Global Stock indices had a mixed day yesterday as a combination of poor data and some confusion over progress on trade negotiations between Chian and the US hit market sentiment. The US markets all finished the session in the negative after Durable goods data came out much worse than expected and worries that US tariffs on Chinese imports will be implemented on March 1 rose. Treasuries fell with the US 10 year up to around 2.69% and the dollar gained ground against all the majors with the exception of the yen, the Dxy now sitting at 96.60. On the Commodities front, Gold took a big hit, dropping from 1.5% on the day from 1340 to around 1323 and Oil retreated from recent highs with WTI now trading just south of $57/b and Brent back under $67/b.
The Aussie took another hit late in the Asian session yesterday as news filtered through that the Chinese port of Dalian has banned imports of Australian Coal, this coming on the back of reports earlier in the week that customs delays in China had more than doubled for Australian Coal. We’d seen strong employment data earlier in the day but this news, plus Westpac predicting two rate cuts this year has superseded the impact of the data print. Political tensions have been escalating between the two countries and some investors are seeing this as a retaliatory measure from China after Canberra banned high profile Chinese telecommunications giant Huawei from Australian 5G networks. The Aussie is back trading under 0.7100 this morning and any further negative news on this front or indeed with regard to global growth concerns could see ‘the battler’ tumble significantly through the crucial 70 cent level.
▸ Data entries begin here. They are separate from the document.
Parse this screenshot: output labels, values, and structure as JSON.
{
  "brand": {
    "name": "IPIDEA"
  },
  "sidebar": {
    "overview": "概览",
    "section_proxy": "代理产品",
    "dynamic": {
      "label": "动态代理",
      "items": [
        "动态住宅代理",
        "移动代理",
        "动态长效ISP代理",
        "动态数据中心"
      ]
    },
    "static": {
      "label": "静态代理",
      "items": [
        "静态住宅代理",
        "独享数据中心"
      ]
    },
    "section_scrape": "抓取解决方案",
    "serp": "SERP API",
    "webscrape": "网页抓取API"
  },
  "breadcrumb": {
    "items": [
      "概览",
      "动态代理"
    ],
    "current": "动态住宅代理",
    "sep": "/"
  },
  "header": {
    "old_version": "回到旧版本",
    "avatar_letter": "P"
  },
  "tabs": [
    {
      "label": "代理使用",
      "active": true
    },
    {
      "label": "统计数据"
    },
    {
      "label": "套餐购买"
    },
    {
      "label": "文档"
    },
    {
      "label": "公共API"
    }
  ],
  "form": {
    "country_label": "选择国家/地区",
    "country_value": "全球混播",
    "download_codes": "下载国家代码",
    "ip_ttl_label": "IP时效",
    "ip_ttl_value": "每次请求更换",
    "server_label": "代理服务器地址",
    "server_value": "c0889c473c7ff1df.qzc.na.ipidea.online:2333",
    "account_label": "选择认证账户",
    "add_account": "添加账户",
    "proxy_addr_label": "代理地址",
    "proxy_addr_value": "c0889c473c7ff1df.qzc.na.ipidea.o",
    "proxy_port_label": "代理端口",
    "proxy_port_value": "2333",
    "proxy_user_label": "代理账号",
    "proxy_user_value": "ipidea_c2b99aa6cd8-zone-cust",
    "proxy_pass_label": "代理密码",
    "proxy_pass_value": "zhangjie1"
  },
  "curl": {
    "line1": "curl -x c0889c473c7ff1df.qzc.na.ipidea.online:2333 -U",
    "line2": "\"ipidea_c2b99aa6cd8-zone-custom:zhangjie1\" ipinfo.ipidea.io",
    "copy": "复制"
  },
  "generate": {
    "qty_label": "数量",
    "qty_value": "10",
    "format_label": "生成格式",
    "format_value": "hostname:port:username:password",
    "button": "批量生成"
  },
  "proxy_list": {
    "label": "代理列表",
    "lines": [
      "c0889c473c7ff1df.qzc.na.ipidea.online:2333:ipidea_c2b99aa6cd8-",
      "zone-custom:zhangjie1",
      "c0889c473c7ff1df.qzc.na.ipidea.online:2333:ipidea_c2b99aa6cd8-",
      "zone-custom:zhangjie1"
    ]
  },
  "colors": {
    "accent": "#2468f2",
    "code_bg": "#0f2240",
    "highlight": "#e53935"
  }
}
Looking ahead to today’s trading sessions and it’s a quiet day in terms of data releases in the Asian session. The German IFO number will be a big focus in the London session and focus will move to Canada on the US open with the release of the latest Retail Sales data. The main focus of the trading day will come later in the US session as a whole raft of central bankers are set to speak, notable ECB President Mario Draghi and several members of the FOMC including Vice Chair Richard Clarida.